RT:World money always finds a path of least
resistance. You know, you close one tax haven, but there is
somewhere else another one. For example, look at Switzerland,
which was regarded the best one in the banking secrecy, has now
signed the international convention that might lift the banking
secrecy. What is your view on this?
JC: Let’s be clear, most of these tax havens operate with
some of the world’s largest international banks, some of the
world’s largest international accounting firms and some of the
world’s largest law firms. So we know it isn’t the tax havens, it
is the banks that are leading this, and there’s lots that can be
done to tackle the banks.
The US government has shown its own efforts to tackle Swiss banks
and they have been very successful there. But as far as
Switzerland is concerned, lots of very, very fine words coming
out from the Swiss government, but when you look at the detail
what actually they are doing and have done in the last three
years, very little has changed. Switzerland remains one the most
secretive and the least cooperative jurisdictions in the world.
RT:Well, there is currently around 330 billion pounds (US$530 billion) in British banks that has been repaid from the UK overseas tax havens. So a lot of money does end up back in the economy. What is your view on these flows of finances? Wouldn’t it be an economic suicide to let this money go elsewhere?
JC: Not at all. If you take the example of London, which
attracts huge sums and hundreds of billions of pounds or dollars
every year from across the world, does this money actually
contribute in a positive way to the British economy? Very very
difficult to say yes, but there is plenty of evidence that this
money is simply inflating property prices in London and directly
harming the British economy. And would that money be better used
elsewhere, if for example, the money was retained in, let’s say,

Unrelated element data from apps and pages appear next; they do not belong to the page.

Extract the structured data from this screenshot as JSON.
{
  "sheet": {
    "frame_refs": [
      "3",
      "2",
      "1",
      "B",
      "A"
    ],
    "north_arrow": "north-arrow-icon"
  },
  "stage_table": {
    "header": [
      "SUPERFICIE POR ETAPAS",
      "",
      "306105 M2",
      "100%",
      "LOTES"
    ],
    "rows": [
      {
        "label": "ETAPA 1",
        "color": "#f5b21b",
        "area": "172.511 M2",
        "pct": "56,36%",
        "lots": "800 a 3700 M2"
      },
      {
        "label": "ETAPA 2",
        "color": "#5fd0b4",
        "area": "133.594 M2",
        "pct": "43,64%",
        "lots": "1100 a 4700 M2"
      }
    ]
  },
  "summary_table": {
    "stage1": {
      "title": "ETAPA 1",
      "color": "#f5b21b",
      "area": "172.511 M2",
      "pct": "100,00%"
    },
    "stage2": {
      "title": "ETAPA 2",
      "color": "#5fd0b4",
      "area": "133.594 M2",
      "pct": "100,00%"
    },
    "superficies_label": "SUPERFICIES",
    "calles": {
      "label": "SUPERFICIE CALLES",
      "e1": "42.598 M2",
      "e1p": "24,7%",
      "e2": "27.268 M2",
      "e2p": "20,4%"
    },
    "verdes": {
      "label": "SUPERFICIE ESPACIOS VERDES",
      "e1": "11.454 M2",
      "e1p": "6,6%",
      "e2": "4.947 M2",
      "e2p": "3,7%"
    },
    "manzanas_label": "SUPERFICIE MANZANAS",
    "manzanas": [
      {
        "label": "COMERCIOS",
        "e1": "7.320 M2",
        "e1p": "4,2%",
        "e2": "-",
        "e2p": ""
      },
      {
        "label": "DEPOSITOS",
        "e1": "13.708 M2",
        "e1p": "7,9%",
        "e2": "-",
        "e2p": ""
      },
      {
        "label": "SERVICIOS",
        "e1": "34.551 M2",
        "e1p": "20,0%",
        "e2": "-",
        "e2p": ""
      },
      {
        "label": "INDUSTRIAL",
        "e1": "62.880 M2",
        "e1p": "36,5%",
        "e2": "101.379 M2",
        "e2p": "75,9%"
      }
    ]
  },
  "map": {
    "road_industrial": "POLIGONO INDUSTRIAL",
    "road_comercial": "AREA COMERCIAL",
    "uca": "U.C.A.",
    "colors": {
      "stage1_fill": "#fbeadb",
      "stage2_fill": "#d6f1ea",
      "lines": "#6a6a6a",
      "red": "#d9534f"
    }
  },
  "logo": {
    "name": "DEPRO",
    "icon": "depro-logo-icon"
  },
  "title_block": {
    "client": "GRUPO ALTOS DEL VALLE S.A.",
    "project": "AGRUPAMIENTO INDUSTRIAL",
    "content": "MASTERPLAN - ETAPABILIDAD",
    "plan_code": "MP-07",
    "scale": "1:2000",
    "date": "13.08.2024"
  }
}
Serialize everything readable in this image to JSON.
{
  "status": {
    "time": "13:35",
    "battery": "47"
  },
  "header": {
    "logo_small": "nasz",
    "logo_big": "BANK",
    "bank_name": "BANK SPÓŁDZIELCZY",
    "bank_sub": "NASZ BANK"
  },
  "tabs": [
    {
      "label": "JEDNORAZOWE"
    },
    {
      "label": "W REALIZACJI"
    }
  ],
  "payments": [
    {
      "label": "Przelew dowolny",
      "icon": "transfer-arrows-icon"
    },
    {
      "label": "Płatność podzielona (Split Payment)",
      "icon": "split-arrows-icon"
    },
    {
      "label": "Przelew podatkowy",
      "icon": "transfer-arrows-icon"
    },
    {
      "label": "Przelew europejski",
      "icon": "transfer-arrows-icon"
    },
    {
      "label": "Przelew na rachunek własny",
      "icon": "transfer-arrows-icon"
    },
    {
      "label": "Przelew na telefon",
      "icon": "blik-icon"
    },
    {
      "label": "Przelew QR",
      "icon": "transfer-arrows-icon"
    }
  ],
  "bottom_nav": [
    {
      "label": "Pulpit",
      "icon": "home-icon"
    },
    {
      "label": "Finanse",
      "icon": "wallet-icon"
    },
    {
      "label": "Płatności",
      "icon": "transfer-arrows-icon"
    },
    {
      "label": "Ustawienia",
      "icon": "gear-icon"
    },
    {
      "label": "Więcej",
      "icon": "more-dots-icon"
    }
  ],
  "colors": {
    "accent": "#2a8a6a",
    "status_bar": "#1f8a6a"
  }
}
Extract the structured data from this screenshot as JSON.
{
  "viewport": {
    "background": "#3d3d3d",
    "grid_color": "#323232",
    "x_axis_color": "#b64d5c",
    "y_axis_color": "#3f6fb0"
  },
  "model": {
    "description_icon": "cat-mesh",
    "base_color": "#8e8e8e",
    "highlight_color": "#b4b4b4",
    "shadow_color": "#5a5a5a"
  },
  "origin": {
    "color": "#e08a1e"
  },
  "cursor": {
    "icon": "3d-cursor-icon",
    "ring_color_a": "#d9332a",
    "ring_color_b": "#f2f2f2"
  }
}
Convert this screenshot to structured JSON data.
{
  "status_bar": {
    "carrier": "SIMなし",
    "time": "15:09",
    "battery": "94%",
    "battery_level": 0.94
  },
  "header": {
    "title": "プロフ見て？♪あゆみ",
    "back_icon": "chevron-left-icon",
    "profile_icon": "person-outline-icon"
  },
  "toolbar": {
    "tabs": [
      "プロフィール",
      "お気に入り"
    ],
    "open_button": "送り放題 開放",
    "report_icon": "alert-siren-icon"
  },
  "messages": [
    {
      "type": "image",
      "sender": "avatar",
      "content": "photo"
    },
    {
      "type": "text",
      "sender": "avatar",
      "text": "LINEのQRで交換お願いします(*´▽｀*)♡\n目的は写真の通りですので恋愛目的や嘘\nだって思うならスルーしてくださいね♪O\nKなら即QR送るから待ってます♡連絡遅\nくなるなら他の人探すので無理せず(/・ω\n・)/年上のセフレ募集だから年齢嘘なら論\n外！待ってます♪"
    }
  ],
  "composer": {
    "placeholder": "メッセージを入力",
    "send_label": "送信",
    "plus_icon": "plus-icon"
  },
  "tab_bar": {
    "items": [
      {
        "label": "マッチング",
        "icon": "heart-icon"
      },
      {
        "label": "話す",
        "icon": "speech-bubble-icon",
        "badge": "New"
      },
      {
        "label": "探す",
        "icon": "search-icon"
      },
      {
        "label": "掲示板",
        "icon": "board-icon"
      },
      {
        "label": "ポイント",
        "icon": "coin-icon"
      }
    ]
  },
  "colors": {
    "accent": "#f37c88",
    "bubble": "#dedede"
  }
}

Russia or Africa and invested in productive activity there? The
answer is almost certainly yes. It would be better if that money
stayed in the country of origin and was invested in the country
The statements, views and opinions expressed in this column are solely those of the author and do not necessarily represent those of RT.